German Health Minister Jens Spahn on Thursday announced vaccination centers, doctors practices and pharmacies will gradually start giving out The CovPass beginning this week. The digital pass will enable users to download proof of their coronavirus vaccination status onto a smartphone app, which will grant them full access to restaurants, museums or other venues that require proof of immunization.
It will also serve as a sort of vaccination passport that can be used for travel across the European Union.
“The goal is that this certificate can also be used in Helsinki, Amsterdam or Mallorca,” Spahn told reporters in Berlin. “By doing so, we in the European Union are setting a cross-border standard that doesn’t exist elsewhere in the world yet.
Upon becoming fully vaccinated, residents should expect to receive a letter with a QR-code they can scan with their phones or they can contact their doctors or pharmacies to retroactively get the digital pass.
Almost 20 million people in Germany have been fully vaccinated, all of who should already have vaccine stickers and stamps along in their yellow vaccination booklets. The CovPass is just an extra level of convenience, Spahn noted.
In the United States, where the race to inoculate the general public continues, there has been controversy over whether to establish a type of COVID passport.
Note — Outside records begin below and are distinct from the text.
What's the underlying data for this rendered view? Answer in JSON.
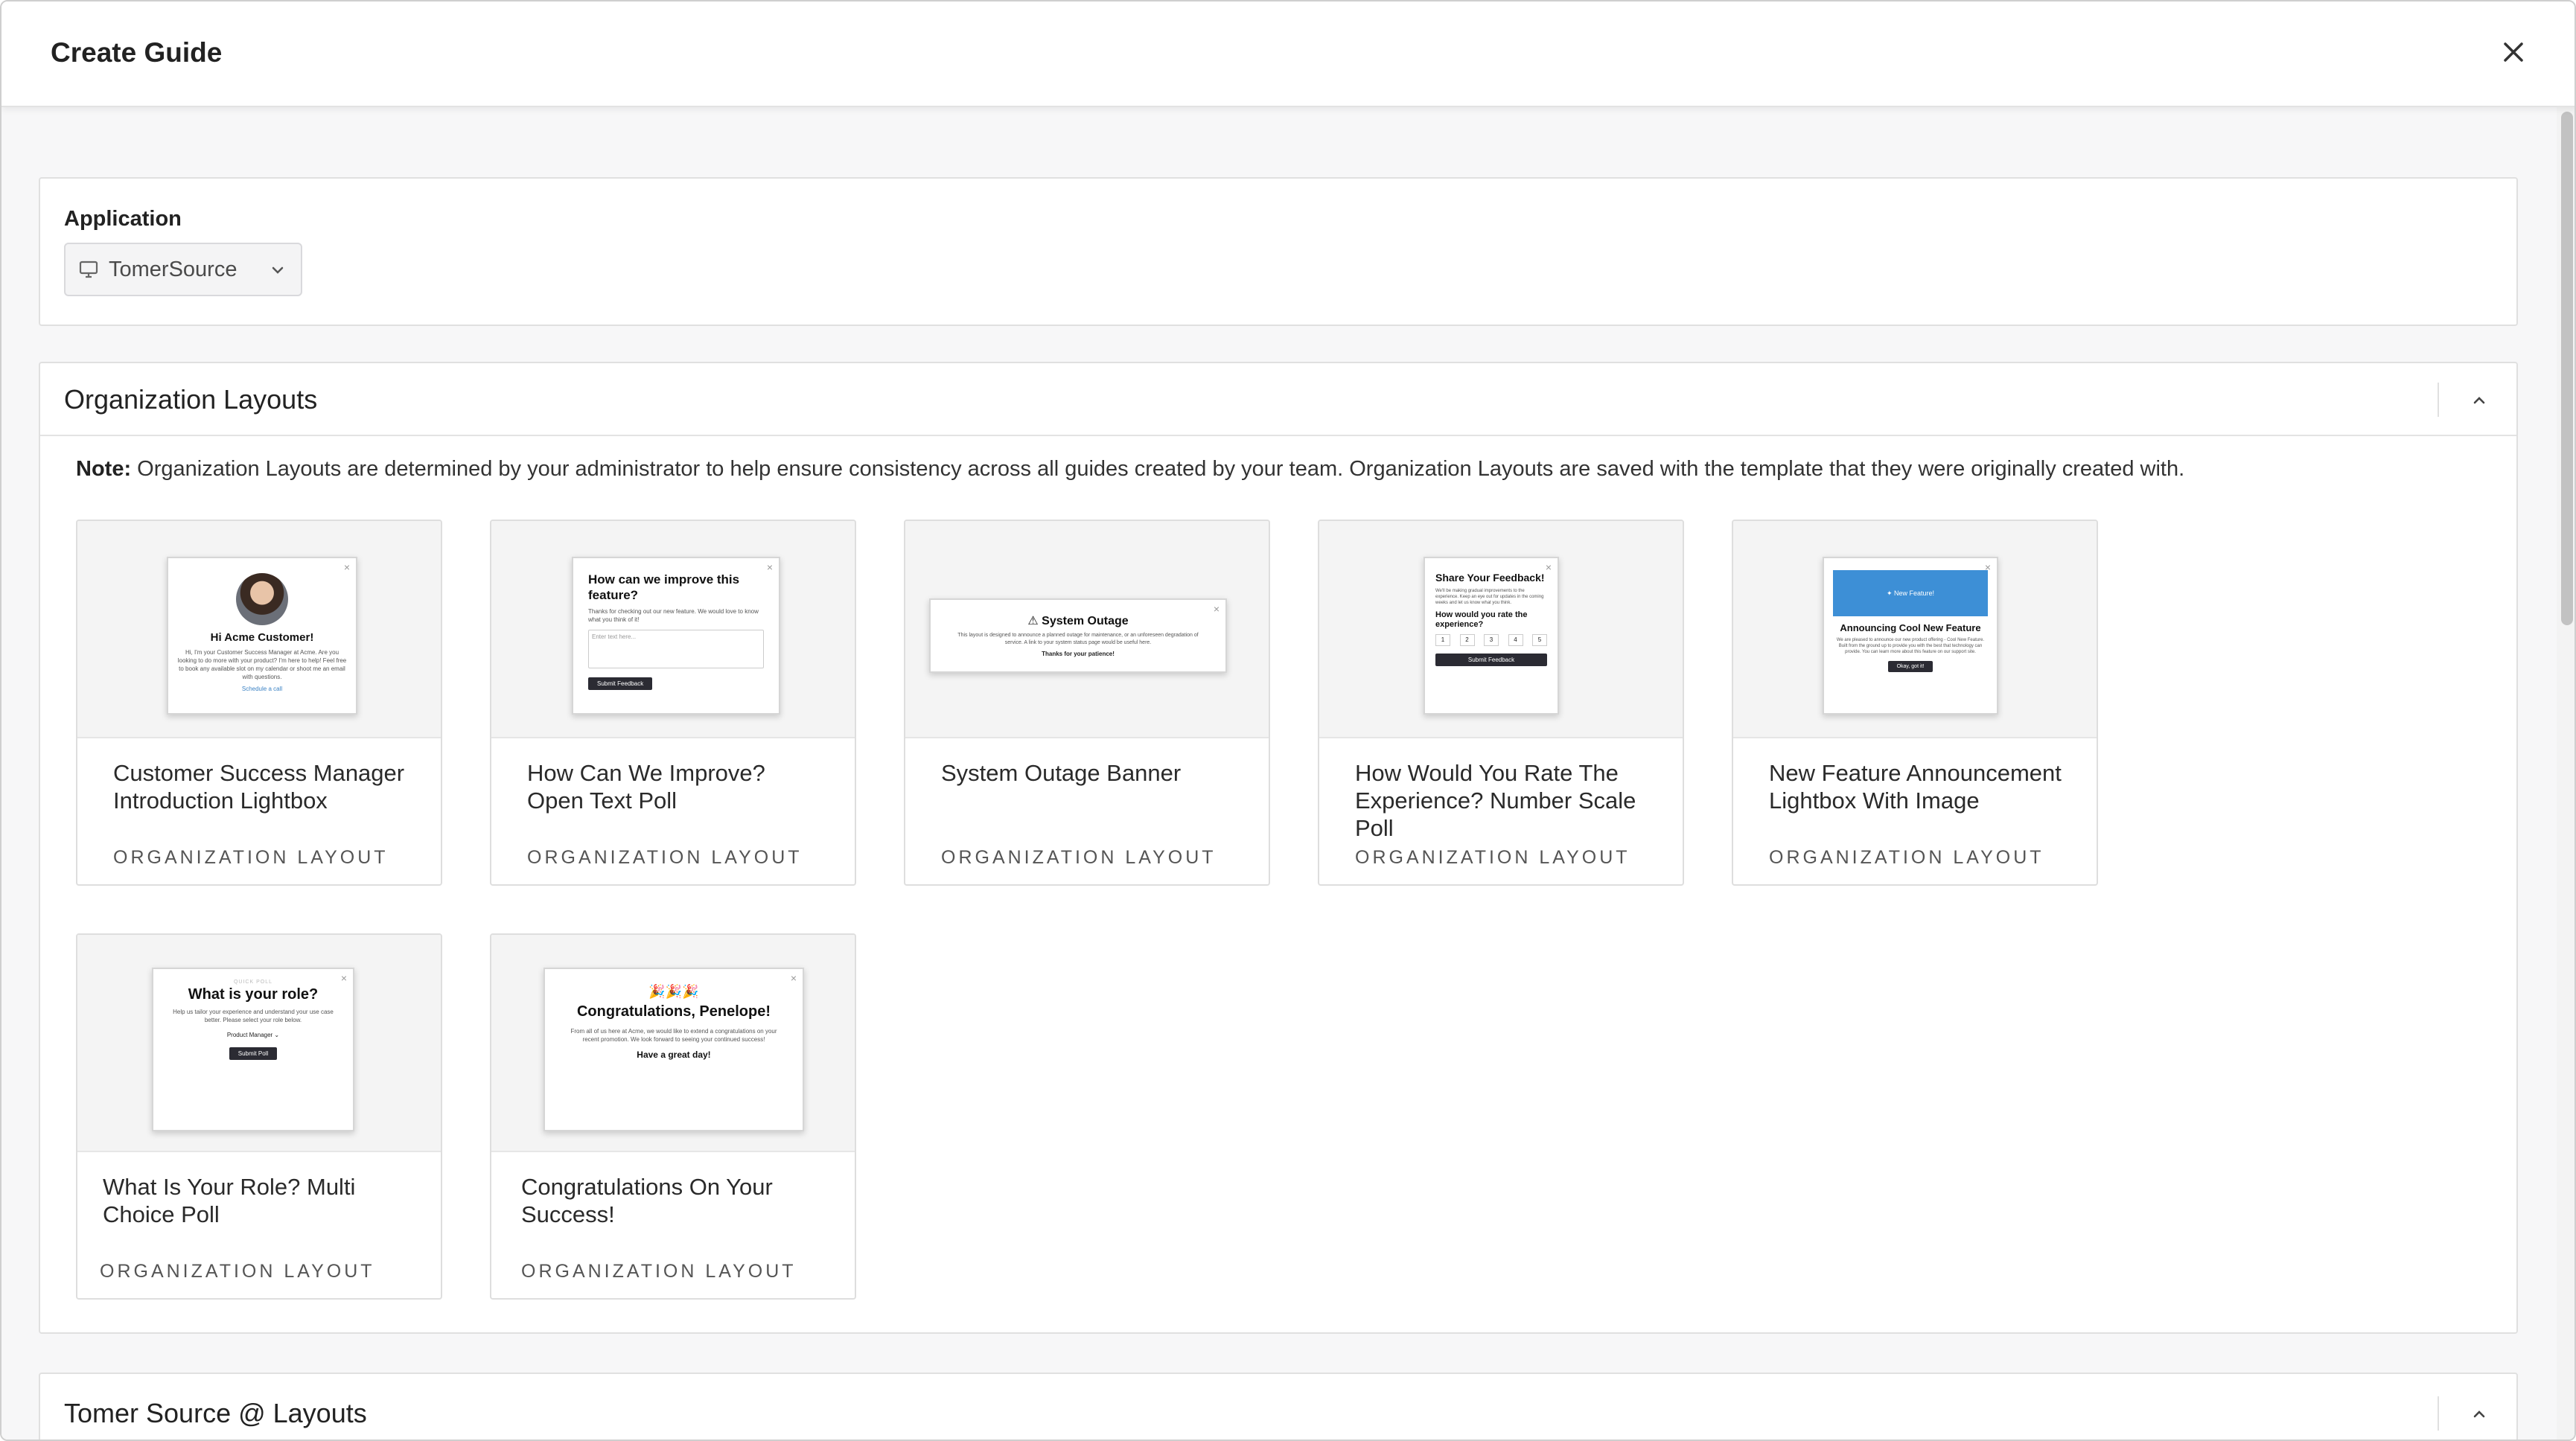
{
  "header": {
    "title": "Create Guide"
  },
  "application": {
    "label": "Application",
    "selected": "TomerSource"
  },
  "org_section": {
    "title": "Organization Layouts",
    "note_label": "Note:",
    "note_text": " Organization Layouts are determined by your administrator to help ensure consistency across all guides created by your team. Organization Layouts are saved with the template that they were originally created with."
  },
  "cards": [
    {
      "name": "Customer Success Manager Introduction Lightbox",
      "type": "ORGANIZATION LAYOUT",
      "preview": {
        "heading": "Hi Acme Customer!",
        "body": "Hi, I'm your Customer Success Manager at Acme. Are you looking to do more with your product? I'm here to help! Feel free to book any available slot on my calendar or shoot me an email with questions.",
        "link": "Schedule a call"
      }
    },
    {
      "name": "How Can We Improve? Open Text Poll",
      "type": "ORGANIZATION LAYOUT",
      "preview": {
        "heading": "How can we improve this feature?",
        "body": "Thanks for checking out our new feature. We would love to know what you think of it!",
        "placeholder": "Enter text here...",
        "button": "Submit Feedback"
      }
    },
    {
      "name": "System Outage Banner",
      "type": "ORGANIZATION LAYOUT",
      "preview": {
        "heading": "⚠ System Outage",
        "body": "This layout is designed to announce a planned outage for maintenance, or an unforeseen degradation of service. A link to your system status page would be useful here.",
        "footer": "Thanks for your patience!"
      }
    },
    {
      "name": "How Would You Rate The Experience? Number Scale Poll",
      "type": "ORGANIZATION LAYOUT",
      "preview": {
        "heading": "Share Your Feedback!",
        "body": "We'll be making gradual improvements to the experience. Keep an eye out for updates in the coming weeks and let us know what you think.",
        "question": "How would you rate the experience?",
        "scale": [
          "1",
          "2",
          "3",
          "4",
          "5"
        ],
        "button": "Submit Feedback"
      }
    },
    {
      "name": "New Feature Announcement Lightbox With Image",
      "type": "ORGANIZATION LAYOUT",
      "preview": {
        "banner": "✦ New Feature!",
        "heading": "Announcing Cool New Feature",
        "body": "We are pleased to announce our new product offering - Cool New Feature. Built from the ground up to provide you with the best that technology can provide. You can learn more about this feature on our support site.",
        "button": "Okay, got it!"
      }
    },
    {
      "name": "What Is Your Role? Multi Choice Poll",
      "type": "ORGANIZATION LAYOUT",
      "preview": {
        "eyebrow": "QUICK POLL",
        "heading": "What is your role?",
        "body": "Help us tailor your experience and understand your use case better. Please select your role below.",
        "select": "Product Manager ⌄",
        "button": "Submit Poll"
      }
    },
    {
      "name": "Congratulations On Your Success!",
      "type": "ORGANIZATION LAYOUT",
      "preview": {
        "emoji": "🎉🎉🎉",
        "heading": "Congratulations, Penelope!",
        "body": "From all of us here at Acme, we would like to extend a congratulations on your recent promotion. We look forward to seeing your continued success!",
        "footer": "Have a great day!"
      }
    }
  ],
  "tomer_section": {
    "title": "Tomer Source @ Layouts"
  }
}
New York recently became the first to introduce its own version with the Excelsior Pass smartphone app while states like Texas and Florida have tried make passports —both digital and otherwise — illegal.
The White House earlier this year distanced itself from any sort of federal vaccine certification or pass,instead putting the responsibility on states and private businesses.
“There will be no centralized universal federal vaccinations database, and no federal mandate requiring everyone to obtain a single vaccination credential,” White House press secretary Jen Psaki said at a March press briefing. “We believe it will be driven by the private sector.”